Born in New Orleans, this stiff cocktail of rye and Cognac is a drink to sip and savor.
How do you make an Old Fashioned? With simple, classic ingredients and nothing more.
The stiff, smooth union of whiskey and vermouth is a classic of the cocktail canon.
Fresh ginger and a float of extra-smoky Scotch lend complexity to this modern riff on a whiskey sour.
Bourbon, lemon, and honey combine for a cocktail that's perfect in all seasons.
Scotch and amaretto combine in this 1970s favorite.
A spirited riff on the better-known Manhattan.
Essentially a Negroni with whiskey swapped in for gin, this classic is a beautiful cocktail in its own right.
Changing up the ratio of Scotch and Drambuie provides a fresh iteration of a classic cocktail.
A powerful, brawny cocktail of rye, absinthe, and Peychaud's bitters, the Sazerac is timeless for a reason.
How do you make a whiskey sour?
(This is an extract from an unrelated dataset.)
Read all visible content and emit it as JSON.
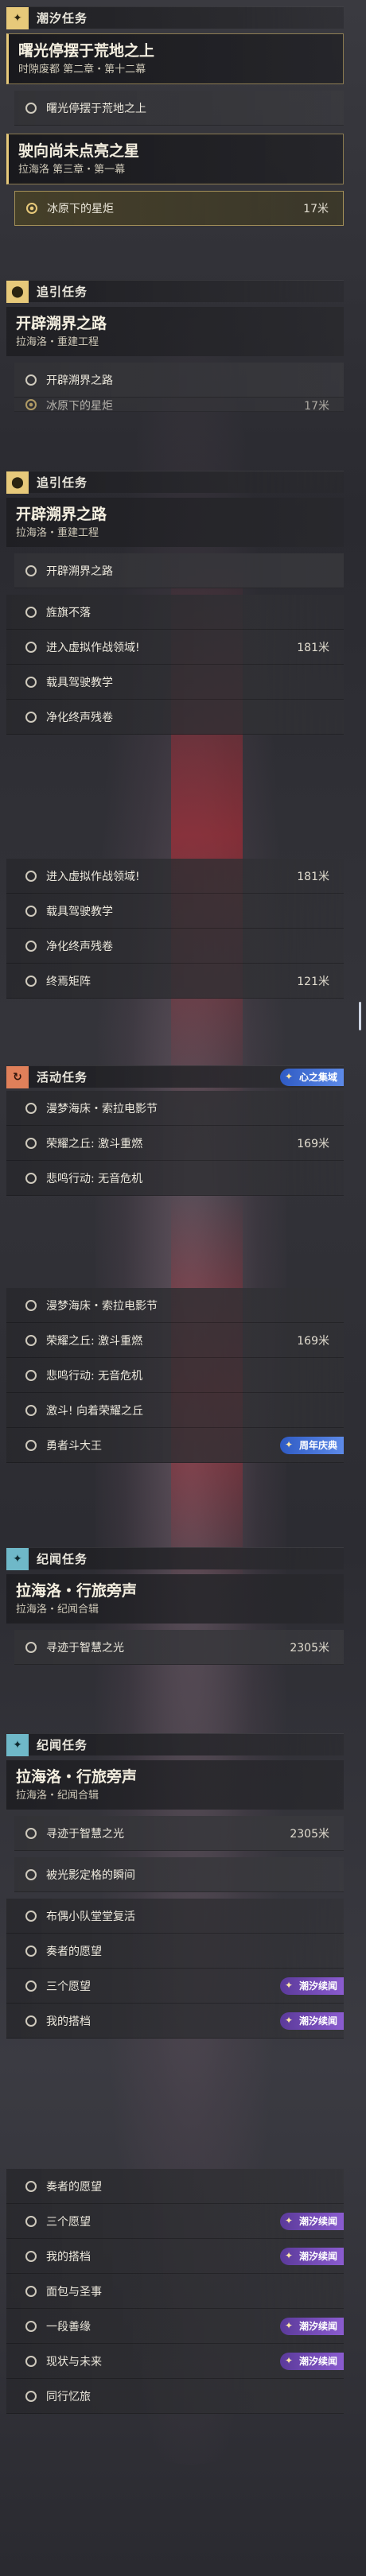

The old fashioned way, without any commercial mixes in sight.
The simple Manhattan variation is improved greatly with the help of a good blended Scotch.
The perfect large-batch cocktail classic.
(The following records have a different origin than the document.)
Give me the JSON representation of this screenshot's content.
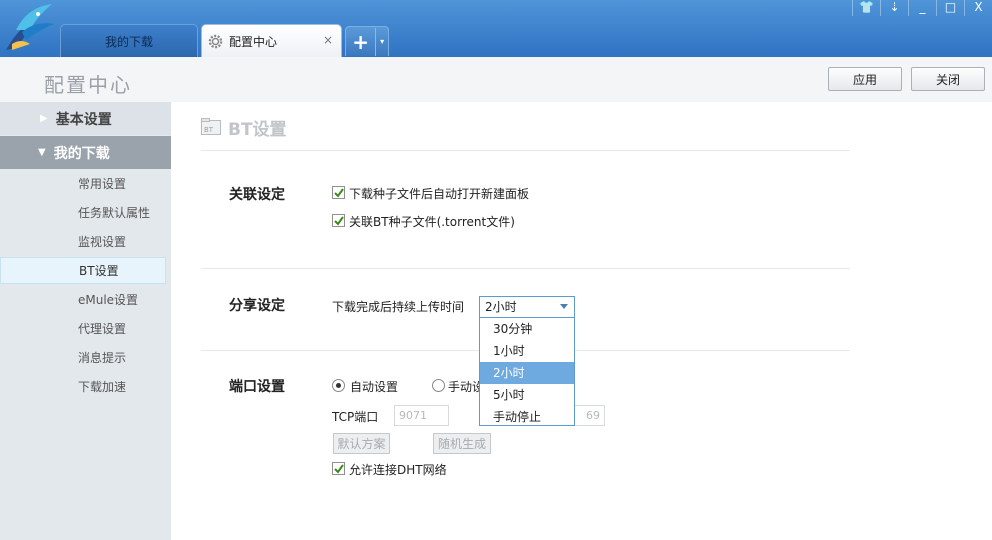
{
  "tabs": {
    "my_downloads": "我的下载",
    "config_center": "配置中心",
    "close_glyph": "×",
    "add_glyph": "+",
    "dropdown_glyph": "▾"
  },
  "window_controls": [
    "skin",
    "menu",
    "minimize",
    "maximize",
    "close"
  ],
  "window_glyphs": {
    "skin": "👕",
    "menu": "⇣",
    "minimize": "_",
    "maximize": "□",
    "close": "X"
  },
  "header": {
    "title": "配置中心",
    "apply_label": "应用",
    "close_label": "关闭"
  },
  "sidebar": {
    "groups": [
      {
        "label": "基本设置",
        "expanded": false
      },
      {
        "label": "我的下载",
        "expanded": true
      }
    ],
    "items": [
      {
        "label": "常用设置"
      },
      {
        "label": "任务默认属性"
      },
      {
        "label": "监视设置"
      },
      {
        "label": "BT设置",
        "active": true
      },
      {
        "label": "eMule设置"
      },
      {
        "label": "代理设置"
      },
      {
        "label": "消息提示"
      },
      {
        "label": "下载加速"
      }
    ]
  },
  "section": {
    "title": "BT设置",
    "icon_text": "BT",
    "association": {
      "label": "关联设定",
      "opt1": "下载种子文件后自动打开新建面板",
      "opt1_checked": true,
      "opt2": "关联BT种子文件(.torrent文件)",
      "opt2_checked": true
    },
    "sharing": {
      "label": "分享设定",
      "upload_label": "下载完成后持续上传时间",
      "selected": "2小时",
      "options": [
        "30分钟",
        "1小时",
        "2小时",
        "5小时",
        "手动停止"
      ]
    },
    "port": {
      "label": "端口设置",
      "auto_label": "自动设置",
      "manual_label": "手动设",
      "auto_selected": true,
      "tcp_label": "TCP端口",
      "tcp_value": "9071",
      "udp_value_partial": "69",
      "default_btn": "默认方案",
      "random_btn": "随机生成",
      "dht_label": "允许连接DHT网络",
      "dht_checked": true
    }
  },
  "colors": {
    "titlebar": "#2f73c2",
    "sidebar_bg": "#e3e8ed",
    "sidebar_expanded": "#9aa2ab",
    "active_item_bg": "#e8f4fb",
    "dropdown_selected": "#6ea9e0"
  }
}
Rich, frothy, and ideal for the holidays (or any time at all).
An odd union of bourbon, allspice dram, and lime comes together beautifully in the glass.
If you like Old Fashioneds, you're going to love this orange-and-spice variation.
This bourbon and sparkling wine punch gets a delicate, fresh flavor from grapefruit and rosemary-laced Aperol.
A cousin to the Boulevardier, balancing whiskey and Campari with dry vermouth.
What's the difference between single-malt and blended whisky, anyway?
Bourbon & rye drinkers, heads up: why bottled-in-bond whiskey is the best deal in booze
The surprising but delicious secret behind some of our favorite whiskeys
Mo' money = mo' fancy Scotch. But here are our favorite bottles for a bit less scratch: